Investors in the Grayscale Bitcoin Trust (GBTC) face more losses as the popular investment product hit its record discount of 26.53%, per data from YCharts.
GBTC has long been an investment tool of choice for many institutional investors, offering exposure to Bitcoin without the need to purchase the actual underlying asset.
It comes with several drawbacks though, including an annual management fee of 2% and a six-month lockup period.
A hefty discount to net asset value (NAV) not only means that GBTC’s existing holders are running at a loss but may also be seen as a bearish indicator of wider institutional sentiment towards Bitcoin.
In other words, the current discount potentially means a weakening interest in the asset, as there’s more GBTC supply than demand.

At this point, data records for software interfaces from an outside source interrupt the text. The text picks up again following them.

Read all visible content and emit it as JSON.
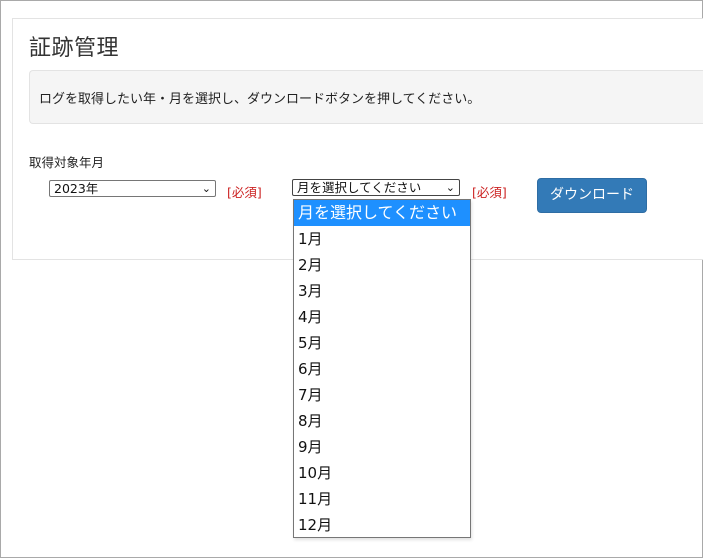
{
  "page": {
    "title": "証跡管理",
    "notice": "ログを取得したい年・月を選択し、ダウンロードボタンを押してください。"
  },
  "form": {
    "label": "取得対象年月",
    "year_select": {
      "value": "2023年"
    },
    "year_required": "[必須]",
    "month_select": {
      "value": "月を選択してください"
    },
    "month_required": "[必須]",
    "download_label": "ダウンロード"
  },
  "month_options": [
    "月を選択してください",
    "1月",
    "2月",
    "3月",
    "4月",
    "5月",
    "6月",
    "7月",
    "8月",
    "9月",
    "10月",
    "11月",
    "12月"
  ],
  "icons": {
    "select_chevron": "chevron-down-icon"
  },
  "colors": {
    "button": "#337ab7",
    "required": "#cc2222",
    "selected_option": "#1e90ff",
    "notice_bg": "#f5f5f5"
  }
}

Due to how the fund is structured, the shares in the trust can’t be redeemed for the underlying either, meaning that the only way to cash in is to sell the shares; however, as said above, this is only possible only after six months.
GBTC’s record low comes as Bitcoin struggles below the $43,000 mark, down 9% over the last month, and nearly 39% from its November all-time high of $69,044, according to CoinGecko.
Grayscale’s battle for a Bitcoin ETF
Some recently-launched Bitcoin futures exchange-traded funds (ETF), such as ProShares Bitcoin Strategy ETF (BITO), have also faced hefty criticism.
Still, the asset offers investors exposure to the leading cryptocurrency without a lockup period and at lower fees.
Despite the poor performance of Grayscale’s Bitcoin instrument, the firm has a plan: To Convert the GBTC into a spot Bitcoin ETF.
However, the U.S. Securities and Exchange Commission (SEC) has already delayed the firm’s Bitcoin ETF application last month.
And given the hard-line approach of the Commission’s chair, Gary Gensler, to investment products backed by physical Bitcoin, it seems unlikely that Grayscale will be able to execute the conversion.
According to James Seyffart, a Bloomberg Intelligence ETF analyst, another option for Grayscale to close the gap between the underlying value of Bitcoin and the market price of GBTC could be to lower the fees and offer a redemption program.
As an extreme measure, he also suggested an option of closing the fund for good, returning the funds to investors.
However, this “would be quite bad for BTC,” he said, adding that he doesn’t think such a scenario is possible in the near future as Grayscale will do everything they can to get a Bitcoin ETF approved.